Iraqi President Jalal Talabani says political parties will decide within two weeks whether to seek an extension of the U.S. troops presence in the country beyond the December pull-out date.
Mr. Talabani announced the decision Saturday after meeting with political blocs in Baghdad.
About 45,000 U.S. troops remain in Iraq. They are due to withdraw by December 31st under an agreement between Washington and Baghdad.
However, top U.S. officials have said they would be willing to consider leaving some troops in the country, if requested by Iraq.
Both U.S. and Iraqi officials have expressed concern about Baghdad's ability to completely handle security after the pull-out.
On Thursday, the top U.S. military officer, Admiral Mike Mullen, said Iraqi security forces would have "capability gaps" in areas that include air defense and intelligence.

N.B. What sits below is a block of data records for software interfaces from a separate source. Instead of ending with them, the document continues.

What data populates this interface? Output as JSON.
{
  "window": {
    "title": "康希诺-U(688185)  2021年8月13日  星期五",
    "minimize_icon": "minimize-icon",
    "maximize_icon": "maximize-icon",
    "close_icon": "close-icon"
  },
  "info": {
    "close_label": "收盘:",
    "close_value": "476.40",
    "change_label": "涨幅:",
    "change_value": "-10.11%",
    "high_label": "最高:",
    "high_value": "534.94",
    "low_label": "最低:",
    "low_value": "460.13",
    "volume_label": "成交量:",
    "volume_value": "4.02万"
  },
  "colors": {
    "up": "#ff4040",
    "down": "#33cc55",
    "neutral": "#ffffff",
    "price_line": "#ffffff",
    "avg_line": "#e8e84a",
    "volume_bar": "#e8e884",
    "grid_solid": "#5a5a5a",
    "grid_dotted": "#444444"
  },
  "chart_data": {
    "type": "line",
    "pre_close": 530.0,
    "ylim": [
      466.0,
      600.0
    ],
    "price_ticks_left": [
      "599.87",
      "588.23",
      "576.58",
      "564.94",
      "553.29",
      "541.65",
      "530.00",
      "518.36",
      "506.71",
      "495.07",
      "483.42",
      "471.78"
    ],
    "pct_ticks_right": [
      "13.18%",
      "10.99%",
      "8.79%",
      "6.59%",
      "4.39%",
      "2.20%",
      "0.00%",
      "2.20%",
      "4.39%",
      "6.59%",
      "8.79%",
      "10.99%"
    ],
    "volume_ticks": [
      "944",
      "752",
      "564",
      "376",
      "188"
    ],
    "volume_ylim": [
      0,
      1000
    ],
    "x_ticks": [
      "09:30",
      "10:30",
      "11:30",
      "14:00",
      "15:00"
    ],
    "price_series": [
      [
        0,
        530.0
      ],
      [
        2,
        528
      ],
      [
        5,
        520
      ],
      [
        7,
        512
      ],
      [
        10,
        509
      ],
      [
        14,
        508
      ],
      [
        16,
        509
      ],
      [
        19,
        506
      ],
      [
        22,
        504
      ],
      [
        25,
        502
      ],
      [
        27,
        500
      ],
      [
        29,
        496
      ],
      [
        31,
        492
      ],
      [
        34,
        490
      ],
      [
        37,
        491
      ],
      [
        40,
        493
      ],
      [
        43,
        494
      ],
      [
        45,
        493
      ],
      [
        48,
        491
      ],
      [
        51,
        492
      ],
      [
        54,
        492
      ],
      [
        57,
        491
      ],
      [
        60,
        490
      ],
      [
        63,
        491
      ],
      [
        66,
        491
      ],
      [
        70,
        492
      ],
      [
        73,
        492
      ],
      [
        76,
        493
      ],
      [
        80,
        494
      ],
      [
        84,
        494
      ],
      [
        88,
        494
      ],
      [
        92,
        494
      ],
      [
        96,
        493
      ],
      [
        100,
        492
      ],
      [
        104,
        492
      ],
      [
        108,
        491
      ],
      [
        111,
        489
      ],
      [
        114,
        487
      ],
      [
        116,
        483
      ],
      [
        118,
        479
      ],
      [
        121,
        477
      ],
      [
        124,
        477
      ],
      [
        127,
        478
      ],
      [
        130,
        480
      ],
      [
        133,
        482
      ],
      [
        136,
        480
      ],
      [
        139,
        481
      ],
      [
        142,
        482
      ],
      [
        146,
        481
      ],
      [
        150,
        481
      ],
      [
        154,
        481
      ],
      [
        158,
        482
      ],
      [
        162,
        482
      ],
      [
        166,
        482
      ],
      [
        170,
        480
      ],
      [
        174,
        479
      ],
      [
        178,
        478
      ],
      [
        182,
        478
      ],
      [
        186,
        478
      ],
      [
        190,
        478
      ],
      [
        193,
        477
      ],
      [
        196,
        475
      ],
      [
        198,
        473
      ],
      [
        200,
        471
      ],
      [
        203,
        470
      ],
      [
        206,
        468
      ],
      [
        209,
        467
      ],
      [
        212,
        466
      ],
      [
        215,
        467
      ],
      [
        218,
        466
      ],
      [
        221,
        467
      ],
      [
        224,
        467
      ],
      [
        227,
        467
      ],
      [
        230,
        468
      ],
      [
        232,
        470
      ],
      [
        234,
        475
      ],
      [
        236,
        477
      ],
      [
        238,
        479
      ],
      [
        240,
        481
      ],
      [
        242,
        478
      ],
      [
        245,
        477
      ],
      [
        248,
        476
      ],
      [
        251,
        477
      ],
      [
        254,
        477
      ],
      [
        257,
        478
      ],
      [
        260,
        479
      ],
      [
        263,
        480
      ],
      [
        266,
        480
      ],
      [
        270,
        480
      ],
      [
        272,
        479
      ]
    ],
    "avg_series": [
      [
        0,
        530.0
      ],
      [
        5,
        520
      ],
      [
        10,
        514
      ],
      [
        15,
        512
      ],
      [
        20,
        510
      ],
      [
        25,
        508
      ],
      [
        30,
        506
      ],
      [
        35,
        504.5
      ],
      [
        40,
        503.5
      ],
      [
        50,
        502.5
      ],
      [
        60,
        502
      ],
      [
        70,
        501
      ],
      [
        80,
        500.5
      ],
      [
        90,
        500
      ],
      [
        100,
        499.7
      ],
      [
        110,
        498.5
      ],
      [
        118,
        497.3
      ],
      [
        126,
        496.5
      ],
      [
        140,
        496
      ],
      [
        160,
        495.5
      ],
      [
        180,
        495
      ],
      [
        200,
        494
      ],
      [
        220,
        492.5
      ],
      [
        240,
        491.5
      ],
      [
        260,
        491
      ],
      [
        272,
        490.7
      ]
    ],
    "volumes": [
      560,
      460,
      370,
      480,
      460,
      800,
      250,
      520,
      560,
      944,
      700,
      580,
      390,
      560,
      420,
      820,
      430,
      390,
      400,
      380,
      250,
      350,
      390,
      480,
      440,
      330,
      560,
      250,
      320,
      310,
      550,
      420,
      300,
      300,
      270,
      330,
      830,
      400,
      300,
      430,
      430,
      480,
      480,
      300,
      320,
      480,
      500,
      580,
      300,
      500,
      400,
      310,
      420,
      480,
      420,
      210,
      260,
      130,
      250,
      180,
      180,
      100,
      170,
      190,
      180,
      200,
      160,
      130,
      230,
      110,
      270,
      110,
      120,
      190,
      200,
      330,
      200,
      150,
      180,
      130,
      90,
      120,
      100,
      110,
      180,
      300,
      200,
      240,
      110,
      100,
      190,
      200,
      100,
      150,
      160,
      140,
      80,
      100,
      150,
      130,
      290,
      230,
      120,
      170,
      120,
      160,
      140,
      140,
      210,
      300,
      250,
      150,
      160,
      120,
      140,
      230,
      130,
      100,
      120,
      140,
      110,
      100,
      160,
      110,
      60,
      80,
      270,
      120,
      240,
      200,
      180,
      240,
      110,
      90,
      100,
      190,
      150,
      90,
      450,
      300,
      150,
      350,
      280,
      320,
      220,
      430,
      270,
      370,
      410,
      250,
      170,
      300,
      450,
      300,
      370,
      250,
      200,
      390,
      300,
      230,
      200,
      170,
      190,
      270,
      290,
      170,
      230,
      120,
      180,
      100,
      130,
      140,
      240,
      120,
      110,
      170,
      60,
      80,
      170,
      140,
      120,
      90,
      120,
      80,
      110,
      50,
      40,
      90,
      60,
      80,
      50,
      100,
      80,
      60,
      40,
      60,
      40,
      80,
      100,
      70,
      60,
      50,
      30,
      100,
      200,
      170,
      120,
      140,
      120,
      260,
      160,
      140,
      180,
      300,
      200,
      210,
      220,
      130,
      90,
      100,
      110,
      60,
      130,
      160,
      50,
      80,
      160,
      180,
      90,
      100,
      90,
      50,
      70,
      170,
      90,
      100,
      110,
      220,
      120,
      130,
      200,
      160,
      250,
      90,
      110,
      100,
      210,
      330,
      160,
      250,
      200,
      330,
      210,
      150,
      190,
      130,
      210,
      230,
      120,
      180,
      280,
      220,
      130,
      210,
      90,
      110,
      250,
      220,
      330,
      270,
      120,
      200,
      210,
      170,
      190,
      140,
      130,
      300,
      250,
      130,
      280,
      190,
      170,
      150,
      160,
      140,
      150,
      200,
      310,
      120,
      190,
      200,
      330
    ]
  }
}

He told reporters the two countries had been discussing the concerns.
In April, Iraqi Prime Minister Nouri al-Malaki said his country might need assistance with external security after the withdrawal date.
Some Iraqis have voiced opposition to a possible U.S. extension - including supporters of Iraq's anti-American cleric Moqtada al-Sadr.
The U.S. has maintained a military presence in Iraq since the 2003 U.S.-led invasion that resulted in the ouster of leader Saddam Hussein.